**Activity**
An exact copy of every record is required.
──────── Records supplied
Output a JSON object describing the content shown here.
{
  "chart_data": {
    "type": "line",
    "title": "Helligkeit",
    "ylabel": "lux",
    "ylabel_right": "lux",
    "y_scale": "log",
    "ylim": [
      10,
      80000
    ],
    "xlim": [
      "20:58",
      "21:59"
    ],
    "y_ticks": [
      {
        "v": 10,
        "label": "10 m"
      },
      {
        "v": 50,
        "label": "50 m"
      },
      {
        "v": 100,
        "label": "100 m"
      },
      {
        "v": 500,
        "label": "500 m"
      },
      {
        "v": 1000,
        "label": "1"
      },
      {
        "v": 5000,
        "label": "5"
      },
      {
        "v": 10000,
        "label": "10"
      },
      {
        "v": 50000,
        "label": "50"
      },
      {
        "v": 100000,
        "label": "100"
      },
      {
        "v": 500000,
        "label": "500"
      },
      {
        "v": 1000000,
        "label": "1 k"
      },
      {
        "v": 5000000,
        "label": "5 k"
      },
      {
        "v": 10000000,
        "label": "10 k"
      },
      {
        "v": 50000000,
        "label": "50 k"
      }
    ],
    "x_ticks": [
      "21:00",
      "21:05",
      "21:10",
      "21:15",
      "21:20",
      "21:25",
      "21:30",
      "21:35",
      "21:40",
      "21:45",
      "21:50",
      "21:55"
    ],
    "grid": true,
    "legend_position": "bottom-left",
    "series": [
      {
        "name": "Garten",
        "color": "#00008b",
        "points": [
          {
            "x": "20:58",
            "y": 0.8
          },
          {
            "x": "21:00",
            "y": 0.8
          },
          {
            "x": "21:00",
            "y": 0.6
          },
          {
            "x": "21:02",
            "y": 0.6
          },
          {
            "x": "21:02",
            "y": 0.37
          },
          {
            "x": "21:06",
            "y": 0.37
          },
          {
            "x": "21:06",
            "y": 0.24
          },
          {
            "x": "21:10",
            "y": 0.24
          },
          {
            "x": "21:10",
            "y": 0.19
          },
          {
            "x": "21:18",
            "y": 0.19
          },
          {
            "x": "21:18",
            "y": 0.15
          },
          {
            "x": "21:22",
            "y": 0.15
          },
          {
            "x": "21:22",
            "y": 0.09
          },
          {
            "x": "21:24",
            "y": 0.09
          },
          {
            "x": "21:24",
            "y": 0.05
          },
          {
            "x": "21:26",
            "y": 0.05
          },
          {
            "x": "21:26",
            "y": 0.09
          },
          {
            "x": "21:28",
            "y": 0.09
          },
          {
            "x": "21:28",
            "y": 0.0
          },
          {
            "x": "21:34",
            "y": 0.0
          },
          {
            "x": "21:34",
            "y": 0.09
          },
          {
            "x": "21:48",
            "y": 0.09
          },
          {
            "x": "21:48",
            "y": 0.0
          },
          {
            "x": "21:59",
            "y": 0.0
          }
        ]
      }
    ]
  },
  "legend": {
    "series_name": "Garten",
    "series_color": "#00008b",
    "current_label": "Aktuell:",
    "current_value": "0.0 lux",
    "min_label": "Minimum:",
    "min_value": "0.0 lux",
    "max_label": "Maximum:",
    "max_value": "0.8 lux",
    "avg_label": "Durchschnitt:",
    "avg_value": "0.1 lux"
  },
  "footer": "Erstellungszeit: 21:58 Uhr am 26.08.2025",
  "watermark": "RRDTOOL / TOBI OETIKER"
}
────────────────
**Answer to this problem**
Output a JSON object describing the content shown here.
{
  "chart_data": {
    "type": "line",
    "title": "Helligkeit",
    "ylabel": "lux",
    "ylabel_right": "lux",
    "y_scale": "log",
    "ylim": [
      10,
      80000
    ],
    "xlim": [
      "20:58",
      "21:59"
    ],
    "y_ticks": [
      {
        "v": 10,
        "label": "10 m"
      },
      {
        "v": 50,
        "label": "50 m"
      },
      {
        "v": 100,
        "label": "100 m"
      },
      {
        "v": 500,
        "label": "500 m"
      },
      {
        "v": 1000,
        "label": "1"
      },
      {
        "v": 5000,
        "label": "5"
      },
      {
        "v": 10000,
        "label": "10"
      },
      {
        "v": 50000,
        "label": "50"
      },
      {
        "v": 100000,
        "label": "100"
      },
      {
        "v": 500000,
        "label": "500"
      },
      {
        "v": 1000000,
        "label": "1 k"
      },
      {
        "v": 5000000,
        "label": "5 k"
      },
      {
        "v": 10000000,
        "label": "10 k"
      },
      {
        "v": 50000000,
        "label": "50 k"
      }
    ],
    "x_ticks": [
      "21:00",
      "21:05",
      "21:10",
      "21:15",
      "21:20",
      "21:25",
      "21:30",
      "21:35",
      "21:40",
      "21:45",
      "21:50",
      "21:55"
    ],
    "grid": true,
    "legend_position": "bottom-left",
    "series": [
      {
        "name": "Garten",
        "color": "#00008b",
        "points": [
          {
            "x": "20:58",
            "y": 0.8
          },
          {
            "x": "21:00",
            "y": 0.8
          },
          {
            "x": "21:00",
            "y": 0.6
          },
          {
            "x": "21:02",
            "y": 0.6
          },
          {
            "x": "21:02",
            "y": 0.37
          },
          {
            "x": "21:06",
            "y": 0.37
          },
          {
            "x": "21:06",
            "y": 0.24
          },
          {
            "x": "21:10",
            "y": 0.24
          },
          {
            "x": "21:10",
            "y": 0.19
          },
          {
            "x": "21:18",
            "y": 0.19
          },
          {
            "x": "21:18",
            "y": 0.15
          },
          {
            "x": "21:22",
            "y": 0.15
          },
          {
            "x": "21:22",
            "y": 0.09
          },
          {
            "x": "21:24",
            "y": 0.09
          },
          {
            "x": "21:24",
            "y": 0.05
          },
          {
            "x": "21:26",
            "y": 0.05
          },
          {
            "x": "21:26",
            "y": 0.09
          },
          {
            "x": "21:28",
            "y": 0.09
          },
          {
            "x": "21:28",
            "y": 0.0
          },
          {
            "x": "21:34",
            "y": 0.0
          },
          {
            "x": "21:34",
            "y": 0.09
          },
          {
            "x": "21:48",
            "y": 0.09
          },
          {
            "x": "21:48",
            "y": 0.0
          },
          {
            "x": "21:59",
            "y": 0.0
          }
        ]
      }
    ]
  },
  "legend": {
    "series_name": "Garten",
    "series_color": "#00008b",
    "current_label": "Aktuell:",
    "current_value": "0.0 lux",
    "min_label": "Minimum:",
    "min_value": "0.0 lux",
    "max_label": "Maximum:",
    "max_value": "0.8 lux",
    "avg_label": "Durchschnitt:",
    "avg_value": "0.1 lux"
  },
  "footer": "Erstellungszeit: 21:58 Uhr am 26.08.2025",
  "watermark": "RRDTOOL / TOBI OETIKER"
}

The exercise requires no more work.